General education philosophy
The major goals of Oakland University’s General Education program are to introduce students to a broad base of knowledge and to develop their analytical and evaluative skills, creating a solid foundation for productive and fulfilling lives of leadership, innovation and service. A well-educated person is not a narrow specialist, and the breadth of knowledge acquired through general education cannot be found in any single major. Through its three-part structure of Foundations, Explorations, and Integration, the General Education program complements the major to increase the student’s flexibility and options upon graduation.
- The FOUNDATION areas that all students must master are Writing Foundations and Formal Reasoning. These courses develop skills and understanding that are invaluable for all of the student’s subsequent education.
- The EXPLORATION areas that students must take include: Arts, Foreign Language and Culture, Literature, Global Perspectives, Natural Science and Technology, Social Science and Western Civilization. In addition to fundamental abilities, a well-educated person should also have a critical appreciation of the ways we gain knowledge and an understanding of the universe, of society, and of humankind that these courses develop.
- For the well-educated person, the knowledge and capacities of the various disciplines and majors do not exist in isolation but form an integrated whole.
- The INTEGRATION areas that students must master include: Knowledge Applications and the Capstone. For the well-educated person, the knowledge and capacities of the various disciplines and majors do not exist in isolation but form an integrated whole. The Integration Areas allow students to synthesize their knowledge, to see connections among the various disciplines and to apply their knowledge to real world problems. This integrated knowledge forms the basis for students to continue to learn and grow throughout their lives and prepares them for productive lives of service and leadership.

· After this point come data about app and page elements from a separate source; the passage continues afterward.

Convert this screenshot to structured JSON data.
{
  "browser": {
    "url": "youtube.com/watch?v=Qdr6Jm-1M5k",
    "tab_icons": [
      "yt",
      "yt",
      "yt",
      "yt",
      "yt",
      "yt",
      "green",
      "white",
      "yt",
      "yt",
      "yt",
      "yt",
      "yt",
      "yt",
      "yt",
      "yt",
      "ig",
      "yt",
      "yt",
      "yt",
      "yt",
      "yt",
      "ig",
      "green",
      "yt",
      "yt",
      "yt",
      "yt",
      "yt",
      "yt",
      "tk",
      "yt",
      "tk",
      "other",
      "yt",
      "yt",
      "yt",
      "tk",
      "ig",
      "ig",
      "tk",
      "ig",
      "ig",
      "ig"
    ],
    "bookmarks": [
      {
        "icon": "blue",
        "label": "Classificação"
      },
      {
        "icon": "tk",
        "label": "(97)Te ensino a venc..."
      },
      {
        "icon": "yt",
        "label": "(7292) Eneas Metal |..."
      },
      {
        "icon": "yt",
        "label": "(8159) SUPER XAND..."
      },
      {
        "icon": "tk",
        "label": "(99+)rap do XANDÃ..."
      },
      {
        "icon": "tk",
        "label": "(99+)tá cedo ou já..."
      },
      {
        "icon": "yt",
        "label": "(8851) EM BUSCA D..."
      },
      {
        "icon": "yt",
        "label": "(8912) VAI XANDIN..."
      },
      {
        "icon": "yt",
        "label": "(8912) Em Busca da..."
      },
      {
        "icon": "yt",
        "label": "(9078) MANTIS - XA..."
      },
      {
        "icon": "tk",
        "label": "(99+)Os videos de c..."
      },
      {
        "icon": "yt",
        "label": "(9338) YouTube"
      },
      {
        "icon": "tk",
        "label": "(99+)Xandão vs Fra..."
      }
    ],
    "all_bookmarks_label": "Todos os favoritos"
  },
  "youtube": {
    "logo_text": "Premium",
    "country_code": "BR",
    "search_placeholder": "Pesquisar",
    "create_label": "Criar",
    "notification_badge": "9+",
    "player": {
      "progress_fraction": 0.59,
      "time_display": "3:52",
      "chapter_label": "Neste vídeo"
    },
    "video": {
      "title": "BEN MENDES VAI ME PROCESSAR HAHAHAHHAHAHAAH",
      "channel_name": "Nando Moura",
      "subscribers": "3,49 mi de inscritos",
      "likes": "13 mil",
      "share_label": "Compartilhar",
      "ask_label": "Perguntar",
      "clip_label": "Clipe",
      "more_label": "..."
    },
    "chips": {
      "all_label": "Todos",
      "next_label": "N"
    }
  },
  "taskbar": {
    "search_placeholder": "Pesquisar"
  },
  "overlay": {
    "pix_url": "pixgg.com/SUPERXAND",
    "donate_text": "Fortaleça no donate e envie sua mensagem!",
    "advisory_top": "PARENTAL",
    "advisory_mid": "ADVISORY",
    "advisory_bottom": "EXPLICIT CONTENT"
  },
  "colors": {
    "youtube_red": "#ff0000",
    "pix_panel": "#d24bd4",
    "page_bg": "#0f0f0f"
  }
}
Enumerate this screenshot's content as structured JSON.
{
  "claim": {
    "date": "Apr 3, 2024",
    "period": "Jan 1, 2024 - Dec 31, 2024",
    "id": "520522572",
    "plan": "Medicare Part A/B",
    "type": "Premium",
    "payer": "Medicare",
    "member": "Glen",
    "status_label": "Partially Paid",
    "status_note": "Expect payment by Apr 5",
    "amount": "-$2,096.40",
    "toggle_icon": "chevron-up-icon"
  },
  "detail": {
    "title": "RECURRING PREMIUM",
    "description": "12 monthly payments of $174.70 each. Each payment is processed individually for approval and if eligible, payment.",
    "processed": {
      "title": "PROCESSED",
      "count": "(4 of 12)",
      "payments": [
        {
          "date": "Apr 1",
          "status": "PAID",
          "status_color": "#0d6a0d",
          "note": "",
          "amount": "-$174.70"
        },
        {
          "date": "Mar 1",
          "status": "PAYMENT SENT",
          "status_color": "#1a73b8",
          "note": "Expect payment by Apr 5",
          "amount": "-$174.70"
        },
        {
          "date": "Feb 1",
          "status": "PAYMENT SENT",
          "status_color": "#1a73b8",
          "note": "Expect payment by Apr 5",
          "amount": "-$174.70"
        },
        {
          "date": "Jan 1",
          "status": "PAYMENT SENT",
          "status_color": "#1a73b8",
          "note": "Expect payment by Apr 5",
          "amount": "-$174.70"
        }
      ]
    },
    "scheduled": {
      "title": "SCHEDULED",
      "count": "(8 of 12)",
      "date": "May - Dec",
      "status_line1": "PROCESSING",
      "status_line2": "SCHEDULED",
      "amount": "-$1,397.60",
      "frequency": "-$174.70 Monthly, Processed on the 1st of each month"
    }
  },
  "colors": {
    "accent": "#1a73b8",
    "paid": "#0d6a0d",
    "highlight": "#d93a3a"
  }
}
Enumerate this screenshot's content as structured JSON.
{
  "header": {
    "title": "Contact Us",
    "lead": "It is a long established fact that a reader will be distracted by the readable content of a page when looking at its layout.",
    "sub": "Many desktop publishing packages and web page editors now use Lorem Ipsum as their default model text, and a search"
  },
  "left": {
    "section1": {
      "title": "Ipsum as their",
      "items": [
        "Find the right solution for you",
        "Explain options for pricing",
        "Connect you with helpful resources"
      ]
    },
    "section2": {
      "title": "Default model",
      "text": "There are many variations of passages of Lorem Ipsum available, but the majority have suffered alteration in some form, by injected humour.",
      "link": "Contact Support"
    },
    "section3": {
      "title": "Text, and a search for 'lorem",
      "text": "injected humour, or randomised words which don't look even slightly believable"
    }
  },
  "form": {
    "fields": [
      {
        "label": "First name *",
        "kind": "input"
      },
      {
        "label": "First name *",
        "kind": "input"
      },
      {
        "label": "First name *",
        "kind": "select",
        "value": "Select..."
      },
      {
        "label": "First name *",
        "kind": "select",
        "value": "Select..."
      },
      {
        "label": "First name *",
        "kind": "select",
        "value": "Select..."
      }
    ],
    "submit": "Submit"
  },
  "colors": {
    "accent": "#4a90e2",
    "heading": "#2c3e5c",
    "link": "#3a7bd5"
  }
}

Oakland University’s General Education program also helps students develop more advanced writing skills, a breadth in understanding diversity issues in the United States, and a continuous education in the range of intellectual capacities that cut across all areas and disciplines.
- Through two WRITING INTENSIVE courses, students gain a depth in both general and discipline-specific writing abilities. Writing Intensive in General Education and Writing Intensive in the Major may be found in courses that also satisfy the Explorations and Integration areas.
- Oakland University is also committed to ensuring that students develop an understanding of the history, strengths and the challenges of the diversity found across the United States. Through U.S. DIVERSITY courses students develop an understanding of the history, strengths, and the challenges of the diversity found across the United States. U.S. diversity courses may also satisfy other areas within the General Education structure.
A sound education also requires capacities that cut across all of these areas, and general education courses are designed to enhance students’ abilities in critical thinking, information literacy, effective communication and social awareness.
General Education requirements
Each candidate for an Oakland University baccalaureate is required to satisfactorily complete approved courses in each of the following areas: Foundations, Explorations, and Integration. To fulfill the Foundations requirement, students must satisfactorily complete at least one approved course in both Writing Foundations (F.1) and Formal Reasoning (F.2). To fulfill the Explorations requirements students must satisfactorily complete at least one approved course in each of the following 7 subject areas: Arts (E.1), Foreign Language and Culture (E.2), Global Perspectives (E.3), Literature (E.4), Natural Science & Technology (E.5), Social Science (E.6), and Western Civilization (E.7). To fulfill the Integration requirement students must satisfactorily complete at least one approved course in both Knowledge Application (I.1) and Capstone (I.2). Students should make sure that three of these courses also fulfill their Writing Intensive in General Education (WI.1) Writing Intensive in the Major (WI.2), and U.S. Diversity requirements.
All students must complete 40 credits of general education, including at least one course (of three or more credits) from the list of approved courses offered in each of the following 10 areas: Writing Foundations and Formal Reasoning (F.1 – F.2), Arts, Foreign Language and Culture, Global Perspective, Literature, Natural Science and Technology, Social Science, Western Civilization (E.1 – E.7), and Knowledge Applications (I.1). Note that courses in these knowledge areas may not double count with each other.
Students using this catalog to meet general education requirements may also use any course subsequently approved by the General Education Committee and published in a later catalog to satisfy requirements in a particular area. If a course listed below is removed from lists of approved courses in later catalogs, it may still be used to meet a general education requirement by students following the 2011-2012 catalog until the catalog expires (six years).
Transfer students should refer to the course catalog section, Transfer Student Information.